Stored data Block Start

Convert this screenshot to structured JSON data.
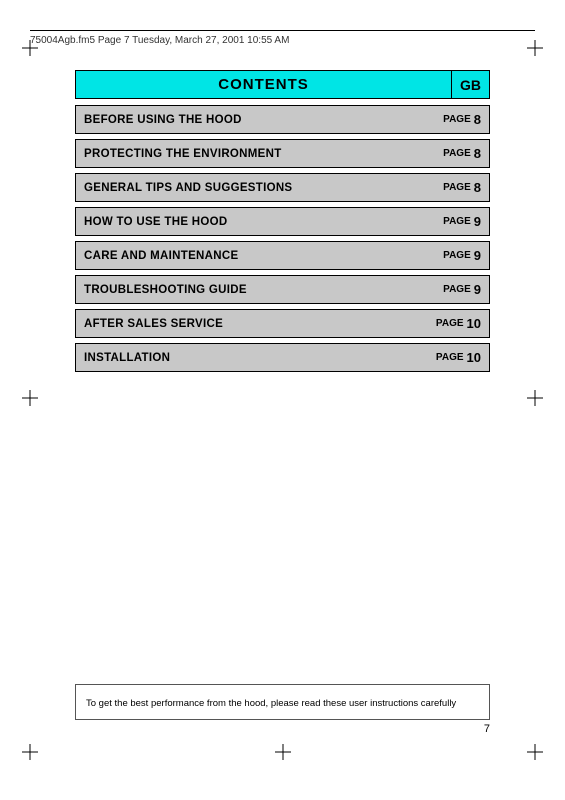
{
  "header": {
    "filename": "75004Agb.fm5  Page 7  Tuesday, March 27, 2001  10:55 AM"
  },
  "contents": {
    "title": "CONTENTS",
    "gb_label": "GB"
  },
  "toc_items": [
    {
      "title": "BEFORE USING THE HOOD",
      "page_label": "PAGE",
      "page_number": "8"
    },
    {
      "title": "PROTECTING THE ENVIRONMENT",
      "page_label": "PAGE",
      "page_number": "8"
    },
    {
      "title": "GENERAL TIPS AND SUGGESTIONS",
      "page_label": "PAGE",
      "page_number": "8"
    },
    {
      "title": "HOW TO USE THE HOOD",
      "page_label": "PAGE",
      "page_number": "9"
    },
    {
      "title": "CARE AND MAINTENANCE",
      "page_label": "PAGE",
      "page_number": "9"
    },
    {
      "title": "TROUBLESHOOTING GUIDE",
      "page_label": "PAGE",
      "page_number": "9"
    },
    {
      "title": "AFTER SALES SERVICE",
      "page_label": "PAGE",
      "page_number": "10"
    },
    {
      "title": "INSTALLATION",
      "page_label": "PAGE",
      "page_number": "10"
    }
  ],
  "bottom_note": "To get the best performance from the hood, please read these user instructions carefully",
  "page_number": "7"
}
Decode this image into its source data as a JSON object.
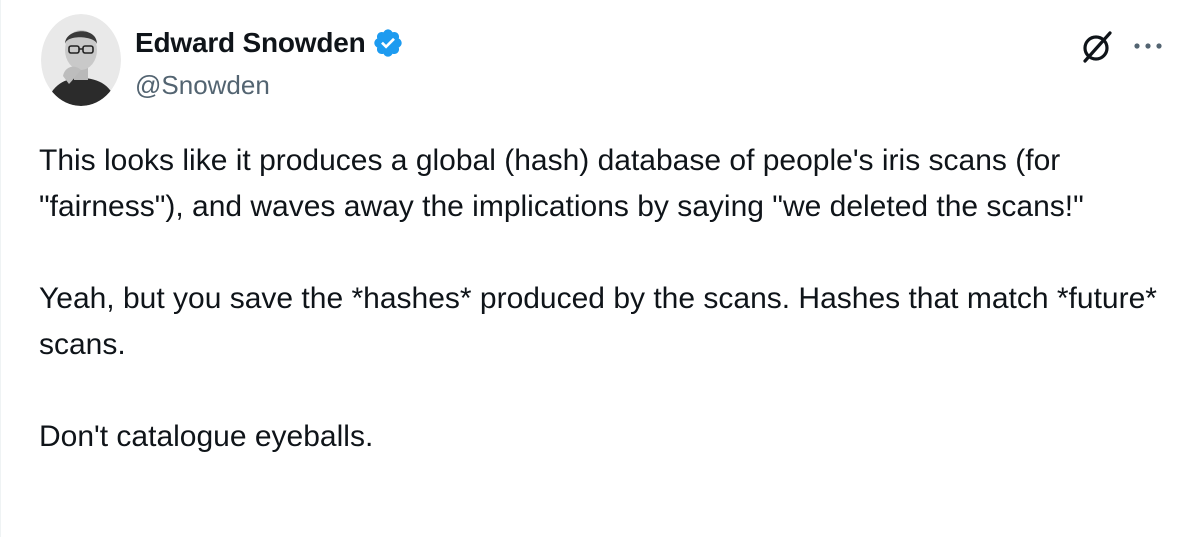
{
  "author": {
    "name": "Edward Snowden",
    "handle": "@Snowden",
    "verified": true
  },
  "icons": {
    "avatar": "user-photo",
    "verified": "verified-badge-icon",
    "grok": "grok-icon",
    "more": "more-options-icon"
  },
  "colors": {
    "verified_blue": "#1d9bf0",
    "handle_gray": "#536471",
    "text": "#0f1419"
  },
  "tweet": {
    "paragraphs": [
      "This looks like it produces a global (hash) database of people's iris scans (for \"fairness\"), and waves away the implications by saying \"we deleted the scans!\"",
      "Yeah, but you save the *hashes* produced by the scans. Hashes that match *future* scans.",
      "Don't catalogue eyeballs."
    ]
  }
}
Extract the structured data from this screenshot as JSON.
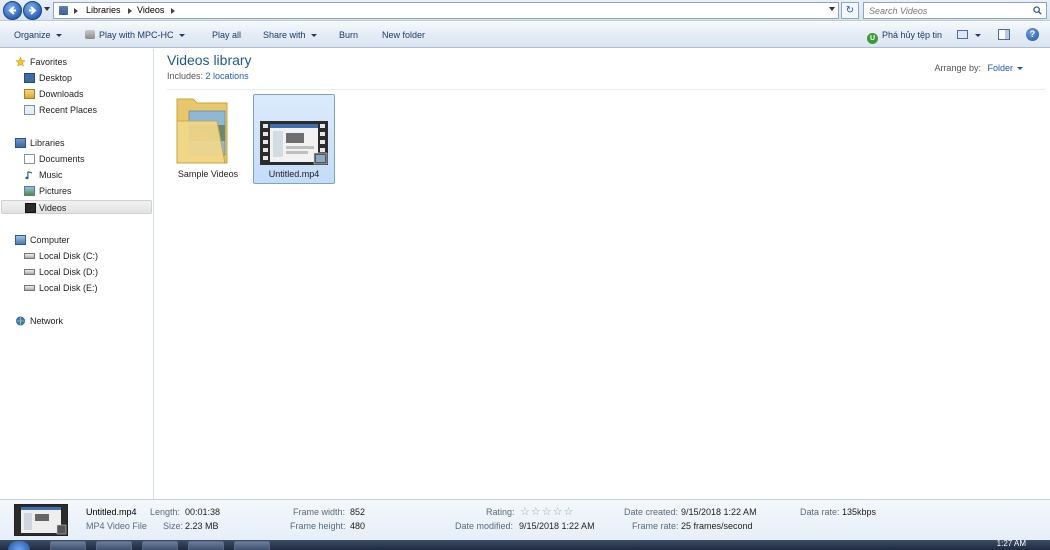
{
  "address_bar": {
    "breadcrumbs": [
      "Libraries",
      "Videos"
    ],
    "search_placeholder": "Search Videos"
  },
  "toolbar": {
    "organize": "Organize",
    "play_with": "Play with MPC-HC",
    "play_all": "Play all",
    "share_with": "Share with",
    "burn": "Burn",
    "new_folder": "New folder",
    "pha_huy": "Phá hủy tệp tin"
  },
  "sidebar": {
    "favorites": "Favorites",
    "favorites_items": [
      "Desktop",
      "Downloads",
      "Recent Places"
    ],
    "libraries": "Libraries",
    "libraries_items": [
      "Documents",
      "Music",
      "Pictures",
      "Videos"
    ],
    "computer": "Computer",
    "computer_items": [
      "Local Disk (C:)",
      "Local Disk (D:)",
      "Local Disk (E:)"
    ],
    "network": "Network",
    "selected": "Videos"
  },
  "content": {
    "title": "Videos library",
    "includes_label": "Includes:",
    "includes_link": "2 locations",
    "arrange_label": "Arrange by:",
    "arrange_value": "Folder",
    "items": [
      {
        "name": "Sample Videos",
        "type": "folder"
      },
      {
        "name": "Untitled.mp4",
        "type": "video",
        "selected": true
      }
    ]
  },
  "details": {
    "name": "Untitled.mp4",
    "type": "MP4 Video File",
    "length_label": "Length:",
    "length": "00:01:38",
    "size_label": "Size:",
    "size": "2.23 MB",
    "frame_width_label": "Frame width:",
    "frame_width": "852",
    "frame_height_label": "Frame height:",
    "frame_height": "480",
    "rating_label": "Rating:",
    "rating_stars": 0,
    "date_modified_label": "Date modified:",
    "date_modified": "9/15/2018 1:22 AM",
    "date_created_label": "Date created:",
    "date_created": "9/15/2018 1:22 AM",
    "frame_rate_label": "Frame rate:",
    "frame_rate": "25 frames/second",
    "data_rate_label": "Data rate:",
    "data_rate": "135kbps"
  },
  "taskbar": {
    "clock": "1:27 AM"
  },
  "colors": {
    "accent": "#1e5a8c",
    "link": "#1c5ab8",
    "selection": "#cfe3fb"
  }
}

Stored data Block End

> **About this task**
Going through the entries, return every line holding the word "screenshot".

> **Response area**
Convert this screenshot to structured JSON data.
Extract the structured data from this screenshot as JSON.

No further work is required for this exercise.